My husband Joe and I have three beautiful babies — Amelie, Holden and Jack. They’re long past their diaper days, but they’ll always be babies to me! Joe and I try to spend as much time with them as possible. Hanging by the pool or relaxing in the rocking chairs out on my parents’ South Texas ranch never fails to make me feel whole.
Describe your perfect day.
The perfect day includes a lot of time to pause my mind and intentionally connect with others. I wake up early enough to pray, read a chapter of a good book and jot some thoughts into my journal. I’ll take my daughter Amelie to school, head to my spin class and hopefully grab a hot cup of coffee in downtown Austin with a girlfriend of mine. I’ll come to work (yes, work actually is part of my perfect day!) and collaborate creatively with my Noonday team. After the day is done and things are set in motion, I’ll head home to cook dinner with my husband and chat about our days over a glass of wine. And then for the best part: cuddle time on the couch with the kids while we binge on our favorite shows — the Hallmark Channel reigns supreme in the Honegger household!
What’s the last best meal you enjoyed out?
Joe and I went to Contigo. It’s our favorite local spot in East Austin with fresh food, great drinks, and an outdoor patio that makes you never want to leave. We shared a bavette steak, a charred avocado and a whiskey neat.
What are you currently reading or listening to that is inspiring you?
A. As a busy working momma who doesn’t have much alone time to plug in my headphones, I tend to get regular inspiration from conversations I have for my weekly podcast.
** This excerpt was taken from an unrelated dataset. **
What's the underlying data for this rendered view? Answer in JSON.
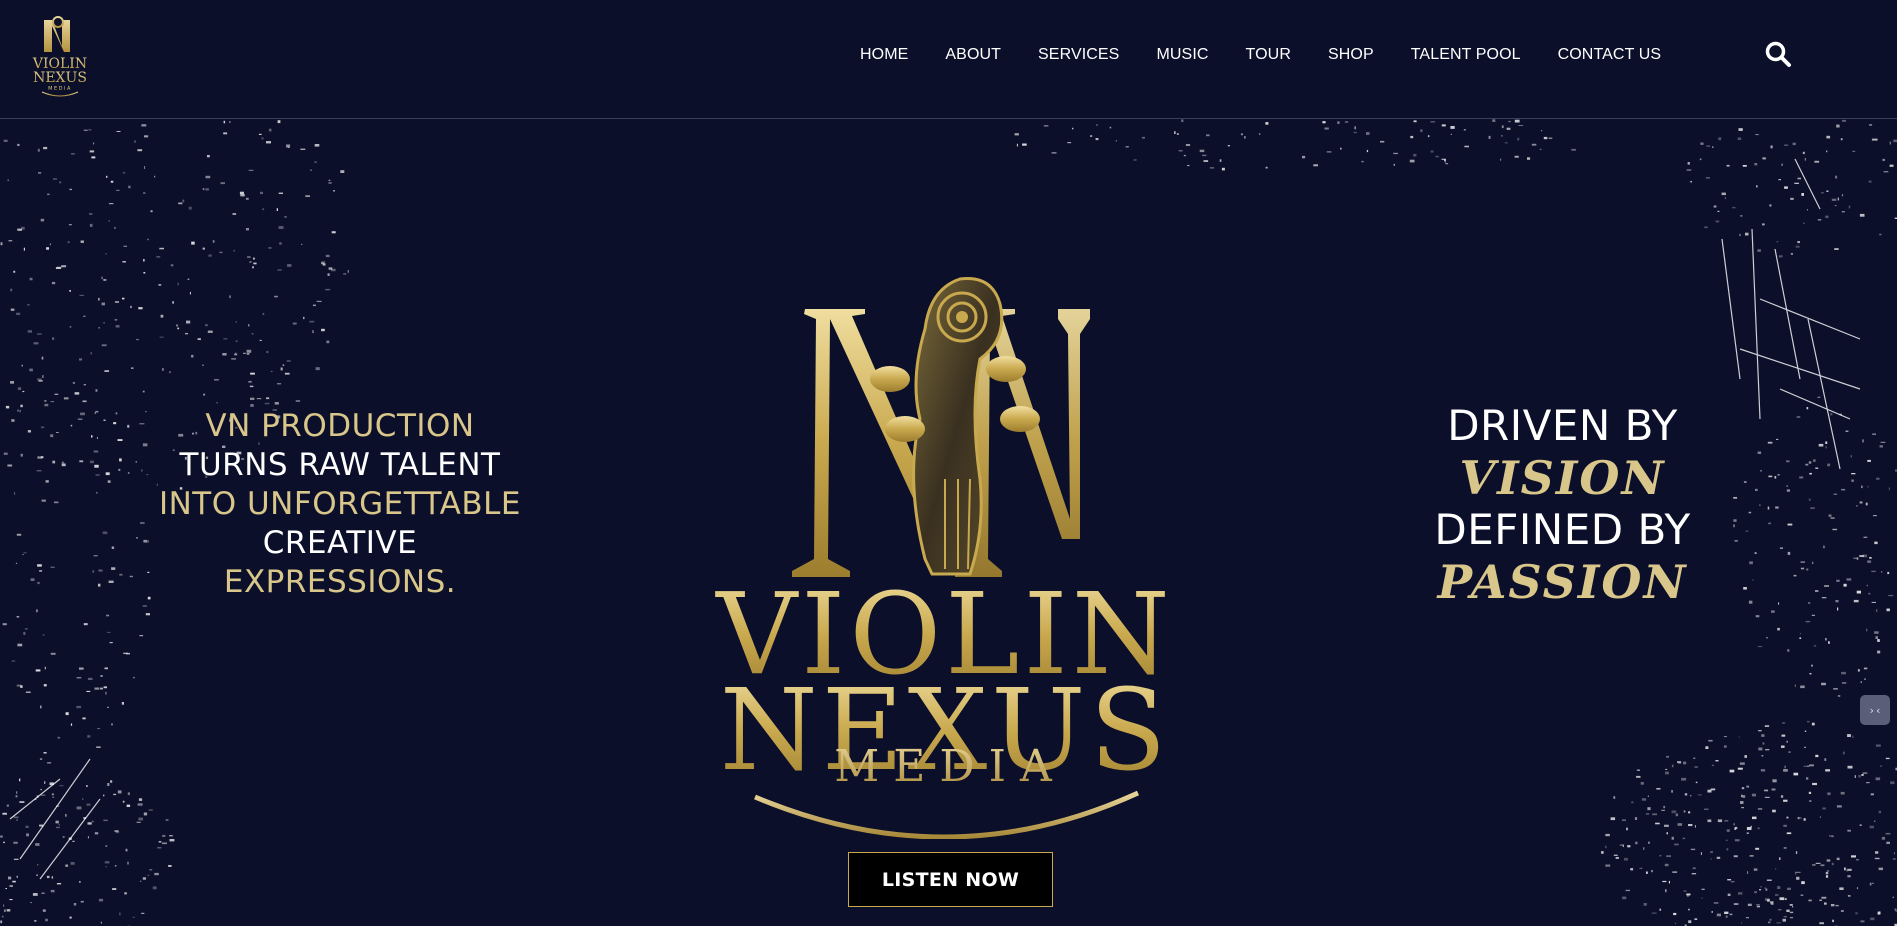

On the “Going Scared” podcast, I interview change-makers from around the world who inspire me to move through my fears and toward a life of impact and meaning.
As for books, Born a Crime by Trevor Noah is one of the most inspiring reads I’ve read in a while (and I’m the kind of gal who regularly brings five books in my carry-on). If you haven’t read it yet, go grab that baby off the shelf and crack it open ASAP!
What’s the best piece of advice you have ever been given, and who gave it to you?
One piece of advice that’s changed me on this crazy journey came from brilliant author and thinker Andy Crouch, who talks about the importance of having rhythms for your life and holding yourself to them. That includes not just having rhythms for working and being productive, but for rest, too. I’m a future-oriented person, so it’s hard for me to make space for rest. I am always thinking ahead to the next thing I could be doing. But by committing to a life rhythm that includes space for rest and holding myself to it, I’m able to remember better that life is not all about the hustle. And, ultimately, that rest is going to allow me to keep going for the long haul.
Aside from faith, family and friends, what are three things you can’t live without?
About to get real with y’all: Dry shampoo is my little not-so-secret style secret. You best believe it’s always in my bag when I head off to spin class and have NO plans to wash my hair after (no shame in my game)! Guacamole has to be on this list, too — you can take the girl out of Texas, but you can’t take the Texas out of the girl. And last but certainly not least? Sunshine. My love for the feeling of those warm rays on my skin is part of what inspired the name “Noonday.” It’s the point in time with the sun directly overhead, bringing clarity and light to every day. Plus there’s this saying in Isaiah 58:10: “If you spend yourselves in behalf of the hungry and satisfy the needs of the oppressed, then your light will rise in the darkness, and your night will become like the noonday.”
Thank you to Jessica for your tireless work for the betterment of others and for sharing your contagious positivity. Learn more about this dynamic woman on her website, jessicahonegger.com.
Before we embark on a new year of FACES of TriStar, we want to look back once more at our 2018 FACES of TriStar, each one an inspiration in their own way. Click HERE!